In general, the best way to learn to read to a crowd is to play as often as you can. This may involve taking your mobile DJ equipment to some concerts you wouldn't necessarily want to play, such as weddings. Collective reading is the most transferable skill a DJ can acquire between different types of concerts. To read to the crowd, you have to be on the same level as the crowd.
Watch them as you raise your hands and they'll respond by doing the same. The feedback you get from the crowd is exactly what you should be aware of. Play the song, observe their body language and facial expressions. If you see faces moving up and down following the rhythm of the tracks, then you're doing well.
Even when you've done everything you've learned about DJing and the audience isn't responding, then it's better to stop trying too hard and assume that the audience is like that. Learning different things to say to get the audience excited before the concert can be helpful, but don't overdo it. It seems easier to know what the public wants to hear at parties, because they just write a request and I know most of the people who are there. Once you have mastered the skill of reading to the crowd, you should realize that the crowd also reads you.
If you have access to a microphone, use it to your advantage and tell the crowd a few words per song. So what do you do? Well, as we've already said, you have to try different songs while reading to the crowd to get the desired reaction. The audience can give you their opinion on a specific song, but you'll have to choose the exact song you want to play. This is something that has happened to me, and I have even wondered if I really knew how to interpret the crowd.

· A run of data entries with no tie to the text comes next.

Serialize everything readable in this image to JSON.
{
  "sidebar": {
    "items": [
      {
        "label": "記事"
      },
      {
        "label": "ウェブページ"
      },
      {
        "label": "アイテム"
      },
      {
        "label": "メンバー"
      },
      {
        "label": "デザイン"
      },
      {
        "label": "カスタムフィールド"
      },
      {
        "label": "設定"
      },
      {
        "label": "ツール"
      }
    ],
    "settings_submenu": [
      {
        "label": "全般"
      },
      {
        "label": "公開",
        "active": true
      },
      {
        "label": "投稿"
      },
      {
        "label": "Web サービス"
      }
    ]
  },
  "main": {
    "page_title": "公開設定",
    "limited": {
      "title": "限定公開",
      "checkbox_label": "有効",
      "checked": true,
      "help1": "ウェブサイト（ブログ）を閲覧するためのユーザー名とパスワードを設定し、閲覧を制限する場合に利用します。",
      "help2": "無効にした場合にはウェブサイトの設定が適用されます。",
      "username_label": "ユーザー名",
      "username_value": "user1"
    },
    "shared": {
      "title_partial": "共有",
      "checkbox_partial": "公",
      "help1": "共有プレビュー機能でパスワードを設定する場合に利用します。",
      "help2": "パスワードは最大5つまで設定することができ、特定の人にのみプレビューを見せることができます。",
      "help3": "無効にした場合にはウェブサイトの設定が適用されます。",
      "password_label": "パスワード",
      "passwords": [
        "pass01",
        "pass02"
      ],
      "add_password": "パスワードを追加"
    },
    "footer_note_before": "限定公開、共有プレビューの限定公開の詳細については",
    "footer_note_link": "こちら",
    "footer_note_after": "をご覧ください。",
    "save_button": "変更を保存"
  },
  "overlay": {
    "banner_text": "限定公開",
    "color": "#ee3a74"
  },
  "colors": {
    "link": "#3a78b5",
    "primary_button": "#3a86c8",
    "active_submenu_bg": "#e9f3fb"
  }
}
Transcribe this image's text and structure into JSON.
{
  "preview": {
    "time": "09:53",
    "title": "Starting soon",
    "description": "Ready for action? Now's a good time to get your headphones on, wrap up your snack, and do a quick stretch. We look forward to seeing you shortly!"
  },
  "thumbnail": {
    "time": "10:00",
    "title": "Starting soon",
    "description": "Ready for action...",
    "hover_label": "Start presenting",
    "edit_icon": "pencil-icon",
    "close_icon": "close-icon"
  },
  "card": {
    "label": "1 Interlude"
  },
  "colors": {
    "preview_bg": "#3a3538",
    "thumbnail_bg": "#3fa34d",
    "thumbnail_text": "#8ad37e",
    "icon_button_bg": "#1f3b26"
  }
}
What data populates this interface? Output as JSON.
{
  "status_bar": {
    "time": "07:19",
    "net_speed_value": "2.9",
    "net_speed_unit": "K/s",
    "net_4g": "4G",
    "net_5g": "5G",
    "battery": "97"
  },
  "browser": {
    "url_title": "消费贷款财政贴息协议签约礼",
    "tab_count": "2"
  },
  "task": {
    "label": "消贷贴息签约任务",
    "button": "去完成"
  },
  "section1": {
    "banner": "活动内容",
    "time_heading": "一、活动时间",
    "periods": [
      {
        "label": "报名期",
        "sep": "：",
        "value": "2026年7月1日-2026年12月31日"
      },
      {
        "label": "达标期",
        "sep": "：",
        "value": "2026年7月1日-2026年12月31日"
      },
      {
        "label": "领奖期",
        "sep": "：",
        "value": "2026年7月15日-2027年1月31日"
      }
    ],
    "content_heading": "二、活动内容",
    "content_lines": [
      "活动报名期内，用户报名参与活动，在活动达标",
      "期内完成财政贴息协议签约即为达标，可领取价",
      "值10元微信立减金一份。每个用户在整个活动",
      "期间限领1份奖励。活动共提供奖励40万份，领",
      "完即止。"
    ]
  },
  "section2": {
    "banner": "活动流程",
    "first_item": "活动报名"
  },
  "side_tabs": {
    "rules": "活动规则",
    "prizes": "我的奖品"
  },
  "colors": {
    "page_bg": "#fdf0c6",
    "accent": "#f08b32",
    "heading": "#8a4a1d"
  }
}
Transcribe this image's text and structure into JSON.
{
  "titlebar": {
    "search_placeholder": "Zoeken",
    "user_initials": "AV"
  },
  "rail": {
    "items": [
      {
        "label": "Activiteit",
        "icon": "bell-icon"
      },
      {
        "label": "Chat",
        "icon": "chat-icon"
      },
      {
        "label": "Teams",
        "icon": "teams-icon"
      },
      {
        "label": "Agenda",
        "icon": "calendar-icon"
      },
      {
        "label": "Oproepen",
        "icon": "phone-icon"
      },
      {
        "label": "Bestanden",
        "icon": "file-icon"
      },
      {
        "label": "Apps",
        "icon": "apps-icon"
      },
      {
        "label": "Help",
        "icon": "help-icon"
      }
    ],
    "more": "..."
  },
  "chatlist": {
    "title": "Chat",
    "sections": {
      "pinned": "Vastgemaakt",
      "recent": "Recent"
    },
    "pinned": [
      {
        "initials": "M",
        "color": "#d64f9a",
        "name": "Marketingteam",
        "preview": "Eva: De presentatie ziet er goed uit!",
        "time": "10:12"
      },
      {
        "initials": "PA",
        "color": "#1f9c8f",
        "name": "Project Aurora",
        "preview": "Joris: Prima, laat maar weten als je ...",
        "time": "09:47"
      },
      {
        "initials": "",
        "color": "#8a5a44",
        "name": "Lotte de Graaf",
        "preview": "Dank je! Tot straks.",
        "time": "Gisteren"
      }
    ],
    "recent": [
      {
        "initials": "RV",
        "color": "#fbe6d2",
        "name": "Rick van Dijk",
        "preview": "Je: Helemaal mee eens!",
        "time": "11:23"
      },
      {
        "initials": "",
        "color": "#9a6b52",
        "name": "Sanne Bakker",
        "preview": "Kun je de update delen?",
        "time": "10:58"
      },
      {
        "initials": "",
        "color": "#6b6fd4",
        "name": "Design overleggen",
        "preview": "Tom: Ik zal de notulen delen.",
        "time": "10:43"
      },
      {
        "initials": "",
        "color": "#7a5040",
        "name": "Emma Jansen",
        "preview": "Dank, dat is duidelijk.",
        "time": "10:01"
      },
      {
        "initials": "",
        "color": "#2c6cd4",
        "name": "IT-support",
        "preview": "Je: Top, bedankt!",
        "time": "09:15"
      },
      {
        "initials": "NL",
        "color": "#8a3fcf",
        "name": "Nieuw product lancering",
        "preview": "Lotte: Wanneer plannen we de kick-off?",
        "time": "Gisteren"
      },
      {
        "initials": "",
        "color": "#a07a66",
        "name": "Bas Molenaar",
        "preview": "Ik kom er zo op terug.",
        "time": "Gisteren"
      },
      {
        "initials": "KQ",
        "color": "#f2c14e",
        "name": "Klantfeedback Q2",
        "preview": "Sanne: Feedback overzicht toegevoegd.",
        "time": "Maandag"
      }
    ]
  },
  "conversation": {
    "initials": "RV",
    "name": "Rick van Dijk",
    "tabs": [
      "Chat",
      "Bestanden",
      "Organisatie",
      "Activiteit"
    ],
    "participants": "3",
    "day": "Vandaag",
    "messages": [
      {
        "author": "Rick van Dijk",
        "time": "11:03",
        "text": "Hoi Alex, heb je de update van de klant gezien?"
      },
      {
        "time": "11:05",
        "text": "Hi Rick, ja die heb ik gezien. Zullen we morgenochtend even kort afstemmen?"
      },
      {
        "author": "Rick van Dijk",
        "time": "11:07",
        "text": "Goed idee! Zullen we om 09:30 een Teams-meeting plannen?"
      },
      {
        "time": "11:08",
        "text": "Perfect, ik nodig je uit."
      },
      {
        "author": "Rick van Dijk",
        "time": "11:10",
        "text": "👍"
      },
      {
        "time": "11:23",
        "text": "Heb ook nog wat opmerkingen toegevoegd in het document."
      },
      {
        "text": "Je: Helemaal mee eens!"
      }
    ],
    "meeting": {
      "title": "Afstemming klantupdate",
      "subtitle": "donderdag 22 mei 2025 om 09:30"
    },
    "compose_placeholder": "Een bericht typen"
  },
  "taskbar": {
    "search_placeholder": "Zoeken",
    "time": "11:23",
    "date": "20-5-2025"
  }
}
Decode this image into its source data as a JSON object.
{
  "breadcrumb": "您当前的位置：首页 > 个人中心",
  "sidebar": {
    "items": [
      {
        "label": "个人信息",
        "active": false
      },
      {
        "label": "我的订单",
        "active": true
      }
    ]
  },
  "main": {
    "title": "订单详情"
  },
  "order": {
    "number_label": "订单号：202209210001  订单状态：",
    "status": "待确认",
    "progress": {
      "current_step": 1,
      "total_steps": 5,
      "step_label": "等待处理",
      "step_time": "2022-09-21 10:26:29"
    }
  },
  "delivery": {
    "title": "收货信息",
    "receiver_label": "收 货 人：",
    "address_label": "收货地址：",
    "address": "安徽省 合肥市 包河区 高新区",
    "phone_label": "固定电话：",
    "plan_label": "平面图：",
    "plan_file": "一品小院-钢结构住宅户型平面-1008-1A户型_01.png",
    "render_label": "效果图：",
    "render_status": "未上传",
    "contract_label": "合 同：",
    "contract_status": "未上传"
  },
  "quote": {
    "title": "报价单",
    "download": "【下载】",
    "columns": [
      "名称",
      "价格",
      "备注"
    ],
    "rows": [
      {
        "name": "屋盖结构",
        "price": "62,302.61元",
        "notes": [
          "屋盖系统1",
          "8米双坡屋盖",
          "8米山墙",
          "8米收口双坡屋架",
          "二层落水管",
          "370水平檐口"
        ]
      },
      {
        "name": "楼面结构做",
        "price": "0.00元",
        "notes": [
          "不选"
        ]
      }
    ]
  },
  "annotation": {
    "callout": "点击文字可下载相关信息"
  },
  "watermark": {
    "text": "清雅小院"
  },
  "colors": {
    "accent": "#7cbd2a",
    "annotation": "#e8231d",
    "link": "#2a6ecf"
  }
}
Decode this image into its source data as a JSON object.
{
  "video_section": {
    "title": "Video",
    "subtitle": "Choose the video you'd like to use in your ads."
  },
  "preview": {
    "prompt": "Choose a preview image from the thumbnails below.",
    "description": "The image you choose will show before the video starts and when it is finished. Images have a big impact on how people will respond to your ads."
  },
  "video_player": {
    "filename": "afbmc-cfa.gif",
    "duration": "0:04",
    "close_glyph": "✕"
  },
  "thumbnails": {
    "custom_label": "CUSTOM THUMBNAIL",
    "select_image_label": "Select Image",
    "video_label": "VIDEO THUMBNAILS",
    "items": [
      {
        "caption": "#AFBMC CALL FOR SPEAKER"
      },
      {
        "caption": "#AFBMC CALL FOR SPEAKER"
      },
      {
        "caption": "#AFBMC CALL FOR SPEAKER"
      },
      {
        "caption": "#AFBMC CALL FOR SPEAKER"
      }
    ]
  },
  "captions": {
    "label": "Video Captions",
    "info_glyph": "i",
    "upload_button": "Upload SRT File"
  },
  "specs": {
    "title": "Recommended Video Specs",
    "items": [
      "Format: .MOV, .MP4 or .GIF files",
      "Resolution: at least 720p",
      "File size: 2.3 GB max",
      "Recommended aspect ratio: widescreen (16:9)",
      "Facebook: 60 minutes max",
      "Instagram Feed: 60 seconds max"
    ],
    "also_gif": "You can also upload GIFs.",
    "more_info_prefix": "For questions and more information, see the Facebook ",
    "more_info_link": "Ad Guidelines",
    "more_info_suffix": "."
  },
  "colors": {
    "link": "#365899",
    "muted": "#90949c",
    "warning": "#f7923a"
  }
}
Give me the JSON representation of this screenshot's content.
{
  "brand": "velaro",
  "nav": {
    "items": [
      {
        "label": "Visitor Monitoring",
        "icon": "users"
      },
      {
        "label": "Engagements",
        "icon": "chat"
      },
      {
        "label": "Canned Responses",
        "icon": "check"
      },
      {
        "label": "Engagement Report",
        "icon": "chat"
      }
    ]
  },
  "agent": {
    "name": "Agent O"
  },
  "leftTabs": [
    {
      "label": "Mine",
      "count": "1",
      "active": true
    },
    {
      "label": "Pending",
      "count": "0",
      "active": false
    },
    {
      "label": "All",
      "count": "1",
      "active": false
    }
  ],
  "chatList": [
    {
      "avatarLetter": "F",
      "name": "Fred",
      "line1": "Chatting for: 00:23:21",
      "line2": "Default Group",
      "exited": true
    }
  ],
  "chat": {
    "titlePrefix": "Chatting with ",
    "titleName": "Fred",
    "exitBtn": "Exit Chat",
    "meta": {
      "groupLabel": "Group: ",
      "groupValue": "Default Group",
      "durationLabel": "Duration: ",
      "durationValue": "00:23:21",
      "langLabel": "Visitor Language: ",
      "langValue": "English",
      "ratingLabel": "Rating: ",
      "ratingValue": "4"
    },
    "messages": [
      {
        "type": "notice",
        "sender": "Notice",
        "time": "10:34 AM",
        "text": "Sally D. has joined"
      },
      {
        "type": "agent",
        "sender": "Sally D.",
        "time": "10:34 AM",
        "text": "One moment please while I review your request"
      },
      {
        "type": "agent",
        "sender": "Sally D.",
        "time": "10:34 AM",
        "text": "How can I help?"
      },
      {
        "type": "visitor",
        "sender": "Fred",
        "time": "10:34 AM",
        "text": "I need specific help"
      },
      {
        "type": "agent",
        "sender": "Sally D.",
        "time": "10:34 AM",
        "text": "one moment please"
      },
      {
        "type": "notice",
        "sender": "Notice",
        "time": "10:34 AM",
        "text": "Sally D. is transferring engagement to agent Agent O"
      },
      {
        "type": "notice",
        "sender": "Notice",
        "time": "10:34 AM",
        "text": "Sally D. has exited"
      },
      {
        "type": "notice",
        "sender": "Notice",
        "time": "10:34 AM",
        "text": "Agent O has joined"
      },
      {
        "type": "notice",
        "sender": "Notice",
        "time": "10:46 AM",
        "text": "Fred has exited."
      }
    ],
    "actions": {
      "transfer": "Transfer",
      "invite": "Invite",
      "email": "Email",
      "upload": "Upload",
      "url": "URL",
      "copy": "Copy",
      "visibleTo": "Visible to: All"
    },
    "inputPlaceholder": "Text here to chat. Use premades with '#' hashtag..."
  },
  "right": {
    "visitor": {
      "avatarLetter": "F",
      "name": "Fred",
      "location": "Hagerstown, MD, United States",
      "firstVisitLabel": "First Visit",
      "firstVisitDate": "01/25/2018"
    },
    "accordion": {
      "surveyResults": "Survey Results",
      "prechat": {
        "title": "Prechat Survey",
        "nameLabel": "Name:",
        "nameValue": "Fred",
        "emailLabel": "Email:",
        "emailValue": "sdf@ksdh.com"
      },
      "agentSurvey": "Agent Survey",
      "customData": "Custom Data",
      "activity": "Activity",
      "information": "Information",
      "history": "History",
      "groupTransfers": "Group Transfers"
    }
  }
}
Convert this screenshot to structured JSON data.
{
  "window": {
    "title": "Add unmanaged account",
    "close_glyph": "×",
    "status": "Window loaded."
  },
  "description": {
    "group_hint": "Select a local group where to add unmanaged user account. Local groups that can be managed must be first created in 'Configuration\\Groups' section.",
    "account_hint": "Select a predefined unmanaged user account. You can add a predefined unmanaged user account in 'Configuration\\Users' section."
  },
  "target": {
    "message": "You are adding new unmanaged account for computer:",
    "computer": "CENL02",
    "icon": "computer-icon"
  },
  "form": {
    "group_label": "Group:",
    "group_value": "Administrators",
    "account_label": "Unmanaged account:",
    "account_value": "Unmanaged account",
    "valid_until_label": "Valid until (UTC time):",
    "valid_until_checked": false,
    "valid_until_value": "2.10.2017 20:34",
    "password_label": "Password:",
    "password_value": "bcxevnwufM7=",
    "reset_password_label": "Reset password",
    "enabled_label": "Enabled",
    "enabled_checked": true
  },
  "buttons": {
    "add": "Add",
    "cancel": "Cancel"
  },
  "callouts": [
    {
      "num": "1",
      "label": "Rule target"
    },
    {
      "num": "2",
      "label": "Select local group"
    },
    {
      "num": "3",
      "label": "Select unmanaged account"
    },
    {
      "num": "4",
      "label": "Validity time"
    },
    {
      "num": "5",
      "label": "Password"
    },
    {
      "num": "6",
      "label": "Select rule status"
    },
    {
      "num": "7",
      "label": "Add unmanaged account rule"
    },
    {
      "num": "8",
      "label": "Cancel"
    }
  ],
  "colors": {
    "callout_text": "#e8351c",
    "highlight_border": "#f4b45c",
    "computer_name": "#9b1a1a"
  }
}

Playing the perfect set for the perfect audience is something that will happen to DJs who go the extra mile. Whether you're playing at a nightclub, a bar, a festival, or as a mobile DJ, knowing how to read to a crowd is one of the key skills needed for a successful set. Learning all of the tips above and paying special attention to the 6 bullet points above will give you a big head start. They fail because they haven't played the right music, because the audience didn't feel it, and because they didn't know how to interpret the crowd and change it.